I'm not really a fan of making that distinction anymore. Car companies have become so globalized that it's much harder to say what's American, Asian or European these days, especially when you consider that they often share parts from the same places.
Things used to be much more clear cut — at least, they were until the captive import came along.
Even if you're not familiar with that term, you've seen a captive import on the road. Maybe you've even owned one. The Cadillac Catera, the most recent Pontiac GTO, or even the humble Chevrolet Aveo? All captive imports. When an American (in our case) automaker decides to bring a car they build and sell in a foreign market to the U.S., and it's sold through their dealer chains, that makes it a captive import. It's kind of a catch-all term — when you think about it, lots of different cars could fall under this category.
Captive imports can bear their original names (Opel GT), be re-badged for U.S. consumption in an existing lineup (Saturn Astra) or they can be sold under a completely new brand (Geo Prizm.)
In many early cases, captive imports were brought over because carmakers needed smaller, more fuel-efficient models but couldn't be bothered to make their own in America. Others have been sporty coupes and outright performance cars. But here's what they all have in common: Throughout their history, most captive imports have been failures.
Some have been abysmal disasters, and others have simply failed to find an audience despite being decent (or even excellent) overall. There are many reasons for this, including a general hesitation about imports and smaller cars, strange marketing and naming gimmicks, and designs and features that didn't suit American tastes. They've kind of gone down in history as the oddballs of the automotive world.
But we like oddballs here at Jalopnik, even if we'd pass on putting some of these cars in our garages.
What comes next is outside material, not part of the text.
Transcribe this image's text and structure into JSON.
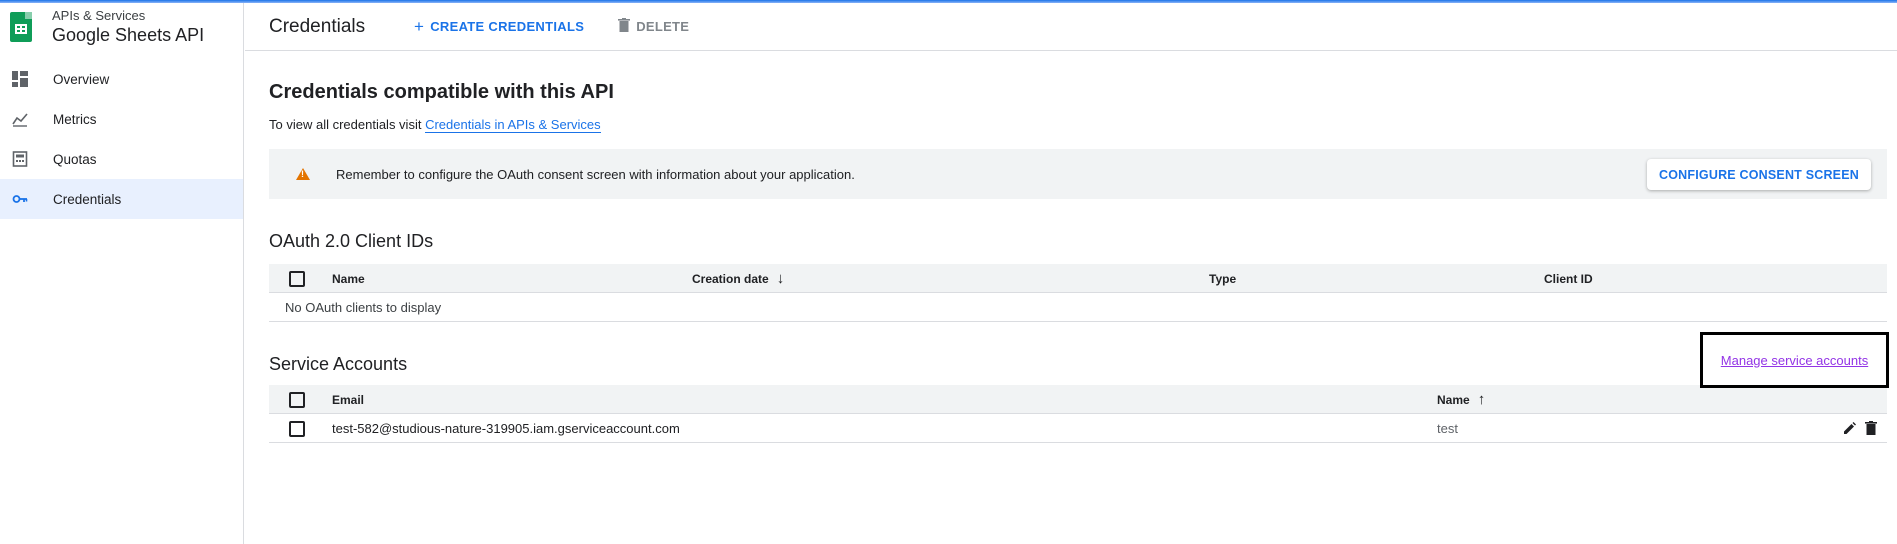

The thing is, it could be argued that the captive import has finally gone mainstream. Look at the last group of Saturns or the current crop of Buicks, which primarily consisted of re-badged Opels.
On the other hand, you have Ford's One Ford plan, where the goal is to converge lineups as much as possible. More and more, carmakers will be selling the same vehicles in every country, rather than tailor their lineups to suit the needs of different markets. It makes much more sense to build them where you sell them, too; that way you get around pesky import taxes and exchange rate fluctuations.
We're showcasing just a few our favorite captive imports below. Tell us — what are yours? Do you have a memorable experience with a captive import? Vent away in the comments.
Simca was one of the more storied French car companies, but today it's largely forgotten after it was absorbed by PSA Peugeot-Citroen in the late 1970s. But before that, it was partially owned by Chrysler, who started bringing their small, quirky sedans over to the U.S. as captive imports in the 1950s.
By the mid-1960s, Chrysler owned all of Simca, as well as Rootes of Great Britain, forming Chrysler Europe. We would get Volkswagen-fighting cars like the Simca 1000 in the meantime.
Chrysler was also able to "take advantage" of their European alliance by selling the Plymouth Cricket here, which was actually a British Hillman Avenger. We once said it was possibly the worst car Chrysler ever sold, and that's really saying something.